# A B C D E F G H I J K L M N O P Q R S T U V W X Y Z

Disposable Income

Updated August 22, 2020

What Is Disposable Income?

Disposable income, also known as net pay, refers to the income that’s left for personal spending after direct taxes, such as federal and state income taxes, have been accounted for. It is a key concept in personal budgeting and economic policy.

How Is Disposable Income Calculated?

Disposable income is calculated by subtracting income and  payroll taxes from gross pay; the remainder is disposable income. 

Disposable Income Formula​    

Personal Income − Personal Income Taxes = Disposable Income

Disposable Income Example

Using the formula above, let’s say you earn $50,000 a year. In that bracket, about 20% of total income will go toward a combination of federal, state and local income taxes. According to this example, that means $10,000 is taken in income taxes. Subtracting $10,000 from $50,000 leaves you with $40,000 in disposable income.

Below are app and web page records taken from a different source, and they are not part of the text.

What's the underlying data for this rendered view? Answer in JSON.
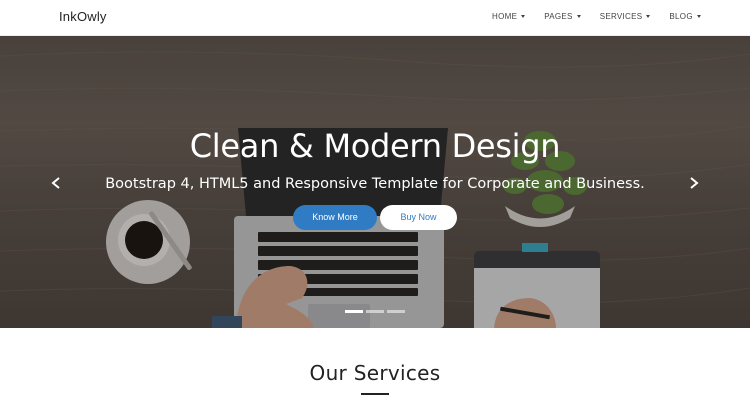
{
  "navbar": {
    "brand": "InkOwly",
    "items": [
      {
        "label": "HOME"
      },
      {
        "label": "PAGES"
      },
      {
        "label": "SERVICES"
      },
      {
        "label": "BLOG"
      }
    ]
  },
  "hero": {
    "title": "Clean & Modern Design",
    "subtitle": "Bootstrap 4, HTML5 and Responsive Template for Corporate and Business.",
    "primary_button": "Know More",
    "secondary_button": "Buy Now",
    "slide_count": 3,
    "active_slide": 1
  },
  "services": {
    "title": "Our Services"
  },
  "colors": {
    "accent": "#2f7cc4",
    "navbar_bg": "#ffffff",
    "hero_overlay": "#141210"
  }
}
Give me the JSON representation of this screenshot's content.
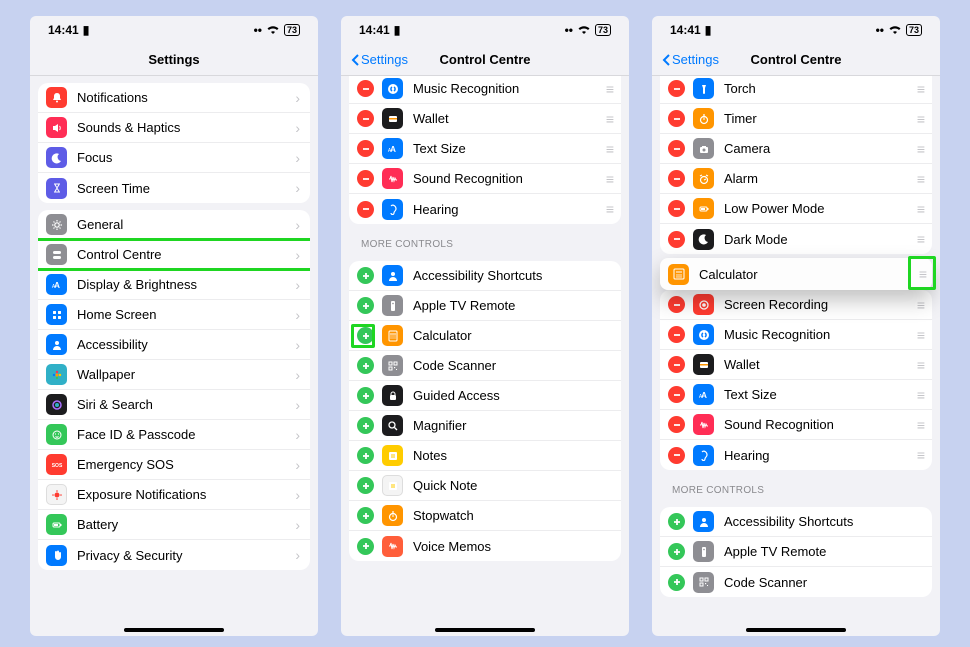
{
  "status": {
    "time": "14:41",
    "battery": "73"
  },
  "phone1": {
    "title": "Settings",
    "rows1": [
      {
        "label": "Notifications",
        "iconClass": "ic-red",
        "glyph": "bell"
      },
      {
        "label": "Sounds & Haptics",
        "iconClass": "ic-pink",
        "glyph": "speaker"
      },
      {
        "label": "Focus",
        "iconClass": "ic-purple",
        "glyph": "moon"
      },
      {
        "label": "Screen Time",
        "iconClass": "ic-purple",
        "glyph": "hourglass"
      }
    ],
    "rows2": [
      {
        "label": "General",
        "iconClass": "ic-grey",
        "glyph": "gear"
      },
      {
        "label": "Control Centre",
        "iconClass": "ic-grey",
        "glyph": "toggles",
        "highlight": true
      },
      {
        "label": "Display & Brightness",
        "iconClass": "ic-blue",
        "glyph": "AA"
      },
      {
        "label": "Home Screen",
        "iconClass": "ic-blue",
        "glyph": "grid"
      },
      {
        "label": "Accessibility",
        "iconClass": "ic-blue",
        "glyph": "person"
      },
      {
        "label": "Wallpaper",
        "iconClass": "ic-teal",
        "glyph": "flower"
      },
      {
        "label": "Siri & Search",
        "iconClass": "ic-black",
        "glyph": "siri"
      },
      {
        "label": "Face ID & Passcode",
        "iconClass": "ic-green",
        "glyph": "face"
      },
      {
        "label": "Emergency SOS",
        "iconClass": "ic-red",
        "glyph": "SOS"
      },
      {
        "label": "Exposure Notifications",
        "iconClass": "ic-white",
        "glyph": "virus"
      },
      {
        "label": "Battery",
        "iconClass": "ic-green",
        "glyph": "battery"
      },
      {
        "label": "Privacy & Security",
        "iconClass": "ic-blue",
        "glyph": "hand"
      }
    ]
  },
  "phone2": {
    "back": "Settings",
    "title": "Control Centre",
    "included": [
      {
        "label": "Music Recognition",
        "iconClass": "ic-blue",
        "glyph": "shazam"
      },
      {
        "label": "Wallet",
        "iconClass": "ic-black",
        "glyph": "wallet"
      },
      {
        "label": "Text Size",
        "iconClass": "ic-blue",
        "glyph": "AA"
      },
      {
        "label": "Sound Recognition",
        "iconClass": "ic-pink",
        "glyph": "wave"
      },
      {
        "label": "Hearing",
        "iconClass": "ic-blue",
        "glyph": "ear"
      }
    ],
    "more_header": "MORE CONTROLS",
    "more": [
      {
        "label": "Accessibility Shortcuts",
        "iconClass": "ic-blue",
        "glyph": "person"
      },
      {
        "label": "Apple TV Remote",
        "iconClass": "ic-grey",
        "glyph": "remote"
      },
      {
        "label": "Calculator",
        "iconClass": "ic-orange",
        "glyph": "calc",
        "highlight": true
      },
      {
        "label": "Code Scanner",
        "iconClass": "ic-grey",
        "glyph": "qr"
      },
      {
        "label": "Guided Access",
        "iconClass": "ic-black",
        "glyph": "lock"
      },
      {
        "label": "Magnifier",
        "iconClass": "ic-black",
        "glyph": "search"
      },
      {
        "label": "Notes",
        "iconClass": "ic-yellow",
        "glyph": "note"
      },
      {
        "label": "Quick Note",
        "iconClass": "ic-white",
        "glyph": "note"
      },
      {
        "label": "Stopwatch",
        "iconClass": "ic-orange",
        "glyph": "timer"
      },
      {
        "label": "Voice Memos",
        "iconClass": "ic-coral",
        "glyph": "wave"
      }
    ]
  },
  "phone3": {
    "back": "Settings",
    "title": "Control Centre",
    "included": [
      {
        "label": "Torch",
        "iconClass": "ic-blue",
        "glyph": "torch"
      },
      {
        "label": "Timer",
        "iconClass": "ic-orange",
        "glyph": "timer"
      },
      {
        "label": "Camera",
        "iconClass": "ic-grey",
        "glyph": "camera"
      },
      {
        "label": "Alarm",
        "iconClass": "ic-orange",
        "glyph": "alarm"
      },
      {
        "label": "Low Power Mode",
        "iconClass": "ic-orange",
        "glyph": "battery"
      },
      {
        "label": "Dark Mode",
        "iconClass": "ic-black",
        "glyph": "moon"
      }
    ],
    "floating": {
      "label": "Calculator",
      "iconClass": "ic-orange",
      "glyph": "calc"
    },
    "included2": [
      {
        "label": "Screen Recording",
        "iconClass": "ic-red",
        "glyph": "record"
      },
      {
        "label": "Music Recognition",
        "iconClass": "ic-blue",
        "glyph": "shazam"
      },
      {
        "label": "Wallet",
        "iconClass": "ic-black",
        "glyph": "wallet"
      },
      {
        "label": "Text Size",
        "iconClass": "ic-blue",
        "glyph": "AA"
      },
      {
        "label": "Sound Recognition",
        "iconClass": "ic-pink",
        "glyph": "wave"
      },
      {
        "label": "Hearing",
        "iconClass": "ic-blue",
        "glyph": "ear"
      }
    ],
    "more_header": "MORE CONTROLS",
    "more": [
      {
        "label": "Accessibility Shortcuts",
        "iconClass": "ic-blue",
        "glyph": "person"
      },
      {
        "label": "Apple TV Remote",
        "iconClass": "ic-grey",
        "glyph": "remote"
      },
      {
        "label": "Code Scanner",
        "iconClass": "ic-grey",
        "glyph": "qr"
      }
    ]
  }
}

That $40,000 is available to spend on housing, transportation, food, health care, and other necessities. Once all of those essential costs are covered, you’re left with your discretionary income.

Why Is Disposable Income Important?

Understanding and calculating disposable income is a key step in preparing a personal budget since it is the amount you actually have to make spending or saving decisions. Disposable income is also an important concept for those studying and planning government economic policies. 

The Bureau of Economic Analysis (BEA) reports disposable income as one of three main measures of income. It’s also part of the government’s calculations of consumer spending and figures in the consumer price index. Disposable income is also used to help set Social Security benefits, as well as government transfers such as unemployment and disability.
 

Ask an Expert about Disposable Income
At InvestingAnswers, all of our content is verified for accuracy by Rachel Siegel, CFA and our team of certified financial experts. We pride ourselves on quality, research, and transparency, and we value your feedback. Below you'll find answers to some of the most common reader questions about Disposable Income.
Be the first to ask a question

If you have a question about Disposable Income, then please ask Rachel.

Ask a question
Rachel Siegel, CFA
CFA logo

CFA Charterholder

Chartered Financial Analyst

Rachel Siegel, CFA is one of the nation's leading experts at ensuring the accuracy of financial and economic text.  Her prestigious background includes over 10 years of experience in creating professional financial certification exams and another 20 years of college-level teaching.

If you have a question about Disposable Income, then please ask Rachel.

Ask a question Read more from Rachel

Read this next

Rachel Siegel, CFA - profile
Ask an Expert about Disposable Income

By submitting this form you agree with our Privacy Policy

Share
close
Don't Know a Financial Term?
Search our library of 4,000+ terms